TASK STATEMENT:
Write every record out again exactly as given.

SOURCE RECORDS:

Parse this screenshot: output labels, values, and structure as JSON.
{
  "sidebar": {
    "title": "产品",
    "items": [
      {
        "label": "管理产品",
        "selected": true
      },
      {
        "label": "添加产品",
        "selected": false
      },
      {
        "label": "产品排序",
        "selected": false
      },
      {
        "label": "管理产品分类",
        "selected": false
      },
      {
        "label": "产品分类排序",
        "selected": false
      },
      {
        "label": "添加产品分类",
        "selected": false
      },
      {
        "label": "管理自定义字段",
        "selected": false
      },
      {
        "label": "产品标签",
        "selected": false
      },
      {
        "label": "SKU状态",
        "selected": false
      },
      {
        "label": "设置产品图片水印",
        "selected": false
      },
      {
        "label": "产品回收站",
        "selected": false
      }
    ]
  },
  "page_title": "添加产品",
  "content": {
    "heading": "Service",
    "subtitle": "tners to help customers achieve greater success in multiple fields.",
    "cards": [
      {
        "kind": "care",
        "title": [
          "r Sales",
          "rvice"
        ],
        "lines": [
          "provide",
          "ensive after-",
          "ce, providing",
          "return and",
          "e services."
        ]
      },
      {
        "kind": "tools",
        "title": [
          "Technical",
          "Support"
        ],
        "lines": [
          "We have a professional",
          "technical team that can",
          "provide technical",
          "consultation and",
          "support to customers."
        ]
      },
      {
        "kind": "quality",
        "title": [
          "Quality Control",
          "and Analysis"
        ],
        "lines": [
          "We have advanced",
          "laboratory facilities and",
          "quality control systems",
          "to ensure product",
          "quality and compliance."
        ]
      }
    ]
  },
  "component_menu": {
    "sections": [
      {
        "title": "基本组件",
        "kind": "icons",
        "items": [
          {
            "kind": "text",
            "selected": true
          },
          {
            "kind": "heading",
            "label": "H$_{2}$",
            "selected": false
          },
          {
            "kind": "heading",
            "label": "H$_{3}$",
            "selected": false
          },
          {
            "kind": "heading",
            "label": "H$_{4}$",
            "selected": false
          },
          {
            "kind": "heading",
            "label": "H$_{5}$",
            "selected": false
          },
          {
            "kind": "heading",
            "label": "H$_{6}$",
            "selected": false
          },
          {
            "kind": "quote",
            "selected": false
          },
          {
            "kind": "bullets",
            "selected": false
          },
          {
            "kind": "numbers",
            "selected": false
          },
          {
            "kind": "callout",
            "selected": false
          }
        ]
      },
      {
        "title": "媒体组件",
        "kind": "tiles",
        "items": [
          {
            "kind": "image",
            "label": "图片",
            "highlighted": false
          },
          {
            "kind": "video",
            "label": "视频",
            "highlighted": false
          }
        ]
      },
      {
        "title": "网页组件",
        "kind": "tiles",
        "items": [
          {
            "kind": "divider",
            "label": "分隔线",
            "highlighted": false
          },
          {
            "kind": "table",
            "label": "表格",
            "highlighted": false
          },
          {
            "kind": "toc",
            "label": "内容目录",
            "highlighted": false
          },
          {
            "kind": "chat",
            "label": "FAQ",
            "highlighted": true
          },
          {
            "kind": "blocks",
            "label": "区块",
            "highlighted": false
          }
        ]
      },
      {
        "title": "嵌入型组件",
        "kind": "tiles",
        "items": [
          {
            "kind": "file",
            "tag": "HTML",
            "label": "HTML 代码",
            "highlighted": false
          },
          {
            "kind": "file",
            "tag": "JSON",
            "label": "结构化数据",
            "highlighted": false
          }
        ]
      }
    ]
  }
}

EXERCISE ANSWER:
Parse this screenshot: output labels, values, and structure as JSON.
{
  "sidebar": {
    "title": "产品",
    "items": [
      {
        "label": "管理产品",
        "selected": true
      },
      {
        "label": "添加产品",
        "selected": false
      },
      {
        "label": "产品排序",
        "selected": false
      },
      {
        "label": "管理产品分类",
        "selected": false
      },
      {
        "label": "产品分类排序",
        "selected": false
      },
      {
        "label": "添加产品分类",
        "selected": false
      },
      {
        "label": "管理自定义字段",
        "selected": false
      },
      {
        "label": "产品标签",
        "selected": false
      },
      {
        "label": "SKU状态",
        "selected": false
      },
      {
        "label": "设置产品图片水印",
        "selected": false
      },
      {
        "label": "产品回收站",
        "selected": false
      }
    ]
  },
  "page_title": "添加产品",
  "content": {
    "heading": "Service",
    "subtitle": "tners to help customers achieve greater success in multiple fields.",
    "cards": [
      {
        "kind": "care",
        "title": [
          "r Sales",
          "rvice"
        ],
        "lines": [
          "provide",
          "ensive after-",
          "ce, providing",
          "return and",
          "e services."
        ]
      },
      {
        "kind": "tools",
        "title": [
          "Technical",
          "Support"
        ],
        "lines": [
          "We have a professional",
          "technical team that can",
          "provide technical",
          "consultation and",
          "support to customers."
        ]
      },
      {
        "kind": "quality",
        "title": [
          "Quality Control",
          "and Analysis"
        ],
        "lines": [
          "We have advanced",
          "laboratory facilities and",
          "quality control systems",
          "to ensure product",
          "quality and compliance."
        ]
      }
    ]
  },
  "component_menu": {
    "sections": [
      {
        "title": "基本组件",
        "kind": "icons",
        "items": [
          {
            "kind": "text",
            "selected": true
          },
          {
            "kind": "heading",
            "label": "H$_{2}$",
            "selected": false
          },
          {
            "kind": "heading",
            "label": "H$_{3}$",
            "selected": false
          },
          {
            "kind": "heading",
            "label": "H$_{4}$",
            "selected": false
          },
          {
            "kind": "heading",
            "label": "H$_{5}$",
            "selected": false
          },
          {
            "kind": "heading",
            "label": "H$_{6}$",
            "selected": false
          },
          {
            "kind": "quote",
            "selected": false
          },
          {
            "kind": "bullets",
            "selected": false
          },
          {
            "kind": "numbers",
            "selected": false
          },
          {
            "kind": "callout",
            "selected": false
          }
        ]
      },
      {
        "title": "媒体组件",
        "kind": "tiles",
        "items": [
          {
            "kind": "image",
            "label": "图片",
            "highlighted": false
          },
          {
            "kind": "video",
            "label": "视频",
            "highlighted": false
          }
        ]
      },
      {
        "title": "网页组件",
        "kind": "tiles",
        "items": [
          {
            "kind": "divider",
            "label": "分隔线",
            "highlighted": false
          },
          {
            "kind": "table",
            "label": "表格",
            "highlighted": false
          },
          {
            "kind": "toc",
            "label": "内容目录",
            "highlighted": false
          },
          {
            "kind": "chat",
            "label": "FAQ",
            "highlighted": true
          },
          {
            "kind": "blocks",
            "label": "区块",
            "highlighted": false
          }
        ]
      },
      {
        "title": "嵌入型组件",
        "kind": "tiles",
        "items": [
          {
            "kind": "file",
            "tag": "HTML",
            "label": "HTML 代码",
            "highlighted": false
          },
          {
            "kind": "file",
            "tag": "JSON",
            "label": "结构化数据",
            "highlighted": false
          }
        ]
      }
    ]
  }
}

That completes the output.